### RAW DATA ###
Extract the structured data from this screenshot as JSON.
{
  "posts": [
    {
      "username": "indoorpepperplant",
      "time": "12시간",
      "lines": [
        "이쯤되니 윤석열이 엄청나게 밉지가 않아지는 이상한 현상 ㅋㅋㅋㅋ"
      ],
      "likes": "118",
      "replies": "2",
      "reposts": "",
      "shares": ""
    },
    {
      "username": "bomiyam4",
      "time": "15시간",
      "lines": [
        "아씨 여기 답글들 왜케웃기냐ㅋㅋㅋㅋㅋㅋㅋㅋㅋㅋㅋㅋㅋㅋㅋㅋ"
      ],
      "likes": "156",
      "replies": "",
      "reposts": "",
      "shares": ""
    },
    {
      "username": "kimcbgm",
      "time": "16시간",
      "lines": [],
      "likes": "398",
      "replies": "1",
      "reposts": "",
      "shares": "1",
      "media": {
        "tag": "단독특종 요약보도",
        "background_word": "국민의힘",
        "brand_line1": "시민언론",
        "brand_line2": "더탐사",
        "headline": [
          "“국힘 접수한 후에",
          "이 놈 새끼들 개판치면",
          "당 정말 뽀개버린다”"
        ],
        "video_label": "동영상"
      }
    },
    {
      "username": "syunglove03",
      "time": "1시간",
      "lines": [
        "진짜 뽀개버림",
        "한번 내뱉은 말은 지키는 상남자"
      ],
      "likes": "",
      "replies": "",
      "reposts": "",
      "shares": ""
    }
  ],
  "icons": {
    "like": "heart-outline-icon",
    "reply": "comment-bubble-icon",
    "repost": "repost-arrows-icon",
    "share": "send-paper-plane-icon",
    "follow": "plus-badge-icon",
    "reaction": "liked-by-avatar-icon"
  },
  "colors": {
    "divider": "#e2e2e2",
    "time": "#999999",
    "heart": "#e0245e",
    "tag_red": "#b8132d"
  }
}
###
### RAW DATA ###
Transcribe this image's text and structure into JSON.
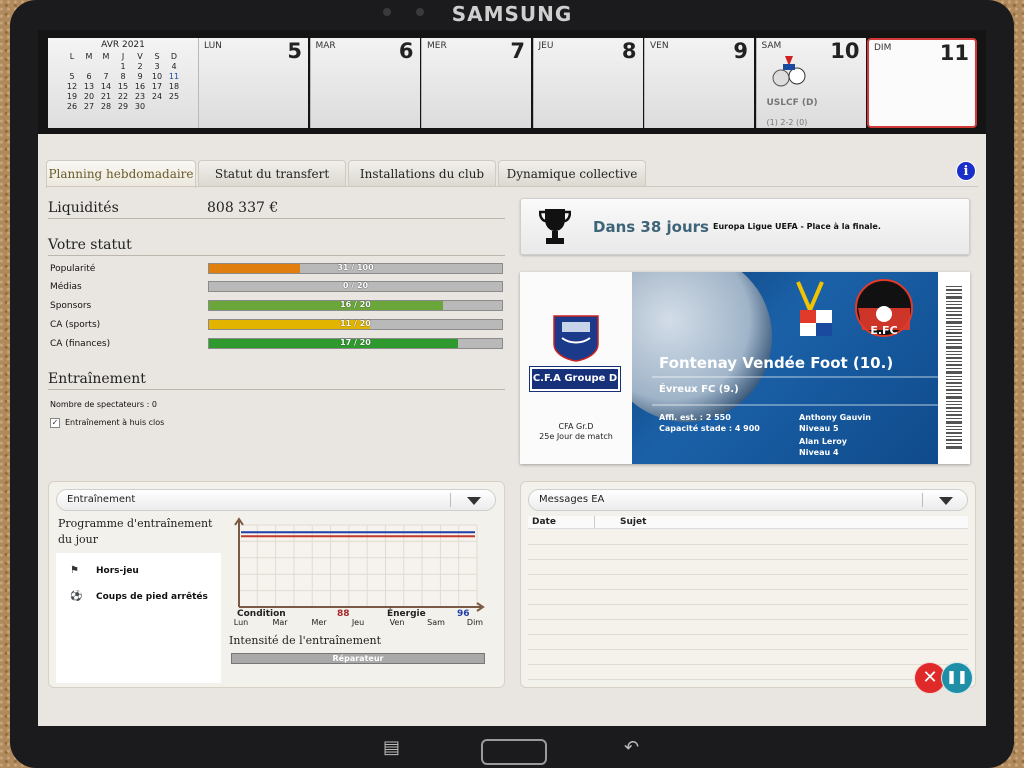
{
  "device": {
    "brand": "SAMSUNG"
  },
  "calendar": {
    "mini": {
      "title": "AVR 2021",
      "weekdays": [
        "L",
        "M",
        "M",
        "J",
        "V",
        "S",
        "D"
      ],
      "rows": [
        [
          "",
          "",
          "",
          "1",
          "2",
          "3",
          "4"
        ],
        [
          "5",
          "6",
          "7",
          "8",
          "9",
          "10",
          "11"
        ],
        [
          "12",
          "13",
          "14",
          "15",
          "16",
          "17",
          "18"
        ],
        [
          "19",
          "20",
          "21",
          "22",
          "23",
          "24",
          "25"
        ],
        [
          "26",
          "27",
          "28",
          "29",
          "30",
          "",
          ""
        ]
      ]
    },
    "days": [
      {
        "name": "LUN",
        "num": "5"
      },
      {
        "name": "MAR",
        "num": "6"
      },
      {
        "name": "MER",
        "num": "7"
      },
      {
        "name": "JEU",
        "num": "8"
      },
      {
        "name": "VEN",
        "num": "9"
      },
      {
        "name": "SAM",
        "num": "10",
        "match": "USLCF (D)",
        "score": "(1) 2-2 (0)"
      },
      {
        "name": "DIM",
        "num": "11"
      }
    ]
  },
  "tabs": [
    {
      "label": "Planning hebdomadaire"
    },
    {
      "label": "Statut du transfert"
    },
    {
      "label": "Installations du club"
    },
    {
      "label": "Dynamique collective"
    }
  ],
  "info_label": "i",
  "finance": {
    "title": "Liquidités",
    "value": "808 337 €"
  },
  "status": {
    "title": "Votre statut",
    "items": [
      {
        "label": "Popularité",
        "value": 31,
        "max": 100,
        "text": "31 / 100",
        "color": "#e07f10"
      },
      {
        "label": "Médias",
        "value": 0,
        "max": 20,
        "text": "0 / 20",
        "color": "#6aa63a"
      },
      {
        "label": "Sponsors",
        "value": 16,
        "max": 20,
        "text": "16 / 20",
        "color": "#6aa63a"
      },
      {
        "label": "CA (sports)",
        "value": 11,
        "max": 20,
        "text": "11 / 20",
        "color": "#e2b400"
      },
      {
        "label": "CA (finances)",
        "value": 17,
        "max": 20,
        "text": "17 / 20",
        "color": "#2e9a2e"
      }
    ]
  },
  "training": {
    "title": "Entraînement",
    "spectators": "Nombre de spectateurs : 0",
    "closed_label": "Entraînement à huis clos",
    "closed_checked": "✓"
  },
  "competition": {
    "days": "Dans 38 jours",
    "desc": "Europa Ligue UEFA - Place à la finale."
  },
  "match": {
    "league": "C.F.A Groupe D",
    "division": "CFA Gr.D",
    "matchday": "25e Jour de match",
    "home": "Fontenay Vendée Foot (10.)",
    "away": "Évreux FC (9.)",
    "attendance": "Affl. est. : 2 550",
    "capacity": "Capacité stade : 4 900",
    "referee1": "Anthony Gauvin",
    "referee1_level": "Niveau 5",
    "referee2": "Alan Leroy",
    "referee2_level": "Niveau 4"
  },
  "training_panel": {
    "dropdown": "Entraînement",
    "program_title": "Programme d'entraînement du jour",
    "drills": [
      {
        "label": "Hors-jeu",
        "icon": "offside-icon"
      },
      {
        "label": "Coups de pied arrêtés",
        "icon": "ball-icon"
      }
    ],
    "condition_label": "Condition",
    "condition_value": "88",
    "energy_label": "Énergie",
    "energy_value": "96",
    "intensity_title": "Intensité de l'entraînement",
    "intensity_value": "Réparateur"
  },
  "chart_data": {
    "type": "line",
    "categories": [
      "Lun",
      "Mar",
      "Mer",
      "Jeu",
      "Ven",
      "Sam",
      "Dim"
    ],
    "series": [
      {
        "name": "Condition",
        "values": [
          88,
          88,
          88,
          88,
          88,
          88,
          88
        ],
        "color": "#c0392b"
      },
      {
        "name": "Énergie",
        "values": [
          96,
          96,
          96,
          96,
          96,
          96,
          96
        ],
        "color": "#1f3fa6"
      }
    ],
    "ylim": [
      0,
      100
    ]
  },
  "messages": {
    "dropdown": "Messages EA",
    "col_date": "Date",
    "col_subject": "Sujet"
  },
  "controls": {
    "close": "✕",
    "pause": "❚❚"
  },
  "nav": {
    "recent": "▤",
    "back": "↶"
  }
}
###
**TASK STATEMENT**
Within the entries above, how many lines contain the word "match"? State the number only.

**ANSWER TO THIS PROBLEM**
3